    Often when I tell people I’m researching language rights & state activity in relation to minority languages in China, people assume the Chinese state is only interested in “cracking down” or “oppressing” minorities. A very clearly conditioned “way of seeing”! Of course, I too (& all of us) have ways of seeing and I’m not doubt better at reflecting on some than others, but I do both despair & enjoy the chance to explain that in many ways modern China was set up with core structures to protect minority languages and ethnic polities. Those didn’t/don’t necessarily always work well, but the reasons why not are more interesting than simply a sinister, homogeneous state desire to eradicate diversity. Just reading May’s great article “Language Rights:The ‘Cinderella’ Human Right” (Journal of Human Rights, 10:265–289, 2011) in which he explains the Constitutional establishment of the Catalan autonomous region (an “autonomias” ) in Spain in the 70s; in many ways the 5 autonomous regions of the P.R.C. are similar rather than different, predating Spain’s structure by decades. Such similarity is rarely “seen” in the literature. Simpler for authors to dismiss “communitarian”/”collective” rights regimes as too different to bother discussing, I guess. This isn’t a criticism of May’s article, which covers a lot very well in a short piece, but longer books like Ricento (ed.) 2015 Language Policy&Political Economy have space but don’t deeply consider non-liberal democracies’ language rights.
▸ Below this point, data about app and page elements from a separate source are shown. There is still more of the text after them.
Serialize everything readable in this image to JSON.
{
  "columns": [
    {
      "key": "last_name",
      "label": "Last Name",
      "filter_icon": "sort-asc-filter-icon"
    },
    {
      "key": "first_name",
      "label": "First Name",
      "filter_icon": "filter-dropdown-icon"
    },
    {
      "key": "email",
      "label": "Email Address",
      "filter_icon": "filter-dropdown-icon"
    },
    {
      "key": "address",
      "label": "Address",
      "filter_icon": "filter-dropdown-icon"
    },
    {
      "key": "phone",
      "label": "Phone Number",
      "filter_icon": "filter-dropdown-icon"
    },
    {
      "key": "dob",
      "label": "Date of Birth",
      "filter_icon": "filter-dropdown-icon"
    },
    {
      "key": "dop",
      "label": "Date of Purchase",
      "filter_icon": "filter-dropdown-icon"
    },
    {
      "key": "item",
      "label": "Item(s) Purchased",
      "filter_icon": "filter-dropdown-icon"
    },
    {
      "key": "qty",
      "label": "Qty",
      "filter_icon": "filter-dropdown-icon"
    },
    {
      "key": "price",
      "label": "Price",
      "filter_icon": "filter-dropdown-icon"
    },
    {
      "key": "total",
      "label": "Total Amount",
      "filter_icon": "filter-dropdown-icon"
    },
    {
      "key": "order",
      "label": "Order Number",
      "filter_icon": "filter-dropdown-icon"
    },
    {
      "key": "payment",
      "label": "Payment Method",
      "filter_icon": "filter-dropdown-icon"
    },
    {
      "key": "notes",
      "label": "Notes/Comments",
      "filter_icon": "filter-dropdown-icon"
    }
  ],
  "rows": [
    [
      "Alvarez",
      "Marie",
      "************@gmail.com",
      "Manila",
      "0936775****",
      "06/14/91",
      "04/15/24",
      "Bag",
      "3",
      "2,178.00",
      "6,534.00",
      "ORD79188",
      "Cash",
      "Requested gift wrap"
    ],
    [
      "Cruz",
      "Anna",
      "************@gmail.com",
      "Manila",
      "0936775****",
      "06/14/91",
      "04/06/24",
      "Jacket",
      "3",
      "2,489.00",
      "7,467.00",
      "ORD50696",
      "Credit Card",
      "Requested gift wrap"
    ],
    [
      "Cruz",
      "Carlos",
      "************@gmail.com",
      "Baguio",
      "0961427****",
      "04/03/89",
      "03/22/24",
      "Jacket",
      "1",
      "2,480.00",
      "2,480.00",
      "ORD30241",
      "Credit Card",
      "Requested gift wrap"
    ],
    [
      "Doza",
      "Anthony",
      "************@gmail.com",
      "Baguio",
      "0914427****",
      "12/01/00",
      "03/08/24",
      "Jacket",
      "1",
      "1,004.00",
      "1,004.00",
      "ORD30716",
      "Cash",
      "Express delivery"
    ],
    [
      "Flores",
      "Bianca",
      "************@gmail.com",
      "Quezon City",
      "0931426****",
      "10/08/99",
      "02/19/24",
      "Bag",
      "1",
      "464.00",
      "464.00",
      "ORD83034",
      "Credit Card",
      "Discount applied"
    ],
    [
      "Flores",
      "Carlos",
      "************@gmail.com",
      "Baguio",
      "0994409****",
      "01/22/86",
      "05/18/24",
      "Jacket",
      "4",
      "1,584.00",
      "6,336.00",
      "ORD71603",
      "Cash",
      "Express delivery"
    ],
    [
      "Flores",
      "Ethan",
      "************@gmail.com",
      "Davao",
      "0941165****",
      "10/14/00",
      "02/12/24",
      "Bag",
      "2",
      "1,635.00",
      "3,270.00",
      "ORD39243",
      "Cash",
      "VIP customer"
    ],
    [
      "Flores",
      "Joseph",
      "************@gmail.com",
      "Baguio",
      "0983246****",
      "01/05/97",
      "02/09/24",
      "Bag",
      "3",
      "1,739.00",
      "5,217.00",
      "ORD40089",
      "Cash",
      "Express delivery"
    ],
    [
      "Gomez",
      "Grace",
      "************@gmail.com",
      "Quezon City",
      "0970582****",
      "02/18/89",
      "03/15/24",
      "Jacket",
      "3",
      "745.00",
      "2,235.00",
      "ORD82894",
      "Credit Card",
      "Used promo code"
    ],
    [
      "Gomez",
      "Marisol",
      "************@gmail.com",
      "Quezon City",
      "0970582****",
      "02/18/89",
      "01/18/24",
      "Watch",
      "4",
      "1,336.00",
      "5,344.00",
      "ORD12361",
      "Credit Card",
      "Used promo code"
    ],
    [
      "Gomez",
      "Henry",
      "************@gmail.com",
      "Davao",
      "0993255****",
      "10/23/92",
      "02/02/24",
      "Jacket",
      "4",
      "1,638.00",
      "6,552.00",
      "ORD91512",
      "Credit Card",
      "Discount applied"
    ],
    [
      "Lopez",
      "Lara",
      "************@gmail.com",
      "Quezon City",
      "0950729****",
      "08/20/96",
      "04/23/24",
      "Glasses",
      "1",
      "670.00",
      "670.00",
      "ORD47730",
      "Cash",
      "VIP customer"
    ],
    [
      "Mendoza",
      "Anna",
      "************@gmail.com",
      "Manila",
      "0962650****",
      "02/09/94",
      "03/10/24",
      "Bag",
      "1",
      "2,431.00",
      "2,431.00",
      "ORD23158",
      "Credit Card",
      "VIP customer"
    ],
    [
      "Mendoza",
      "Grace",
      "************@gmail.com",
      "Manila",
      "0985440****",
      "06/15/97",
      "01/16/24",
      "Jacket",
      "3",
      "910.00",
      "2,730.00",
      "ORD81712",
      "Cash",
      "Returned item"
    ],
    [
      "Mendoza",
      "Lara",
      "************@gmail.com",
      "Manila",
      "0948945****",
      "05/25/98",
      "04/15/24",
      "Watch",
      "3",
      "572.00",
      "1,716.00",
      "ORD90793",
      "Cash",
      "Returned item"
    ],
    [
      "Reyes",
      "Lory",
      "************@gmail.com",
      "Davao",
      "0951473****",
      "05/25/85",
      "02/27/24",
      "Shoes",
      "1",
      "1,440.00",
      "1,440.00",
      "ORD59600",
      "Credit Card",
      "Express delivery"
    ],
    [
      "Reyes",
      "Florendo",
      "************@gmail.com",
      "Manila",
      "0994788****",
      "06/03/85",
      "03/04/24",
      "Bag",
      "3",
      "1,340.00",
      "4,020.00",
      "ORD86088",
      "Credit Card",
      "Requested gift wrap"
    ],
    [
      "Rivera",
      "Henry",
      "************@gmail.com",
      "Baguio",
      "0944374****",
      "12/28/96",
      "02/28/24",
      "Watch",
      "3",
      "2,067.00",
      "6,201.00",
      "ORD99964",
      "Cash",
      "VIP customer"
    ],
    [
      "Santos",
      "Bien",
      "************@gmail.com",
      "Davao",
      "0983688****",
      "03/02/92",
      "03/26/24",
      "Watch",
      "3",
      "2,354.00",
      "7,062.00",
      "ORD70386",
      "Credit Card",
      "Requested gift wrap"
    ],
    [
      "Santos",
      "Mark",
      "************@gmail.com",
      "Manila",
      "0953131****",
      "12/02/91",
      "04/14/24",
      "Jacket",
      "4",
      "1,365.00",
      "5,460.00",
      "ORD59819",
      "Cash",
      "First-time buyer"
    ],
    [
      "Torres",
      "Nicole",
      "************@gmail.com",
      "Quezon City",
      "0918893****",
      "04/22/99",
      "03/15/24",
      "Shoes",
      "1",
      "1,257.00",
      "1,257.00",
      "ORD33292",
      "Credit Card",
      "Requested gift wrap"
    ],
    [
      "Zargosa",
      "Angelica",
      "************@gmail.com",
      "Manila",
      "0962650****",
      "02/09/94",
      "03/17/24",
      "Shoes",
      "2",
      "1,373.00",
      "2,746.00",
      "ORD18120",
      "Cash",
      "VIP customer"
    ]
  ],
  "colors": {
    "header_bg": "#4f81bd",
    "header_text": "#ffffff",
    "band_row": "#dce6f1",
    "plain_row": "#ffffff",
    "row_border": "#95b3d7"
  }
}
    • VinN

      I think Chinese people may tend to have some bias upon policies, and sometimes they don’t trust their government. I have a learning experience in a Minzu University (South west University of Nationalities), and I see how they are pride of protecting minority culture. The university set up a museum for relic of ethnic group. They also develop products that facilitate minority language speakers. I saw both traditional wedding dress and smart phone with minority language operating system there. The official language is mandarin and simplified Chinese characters, but researchers and the government still work on minority culture preservation.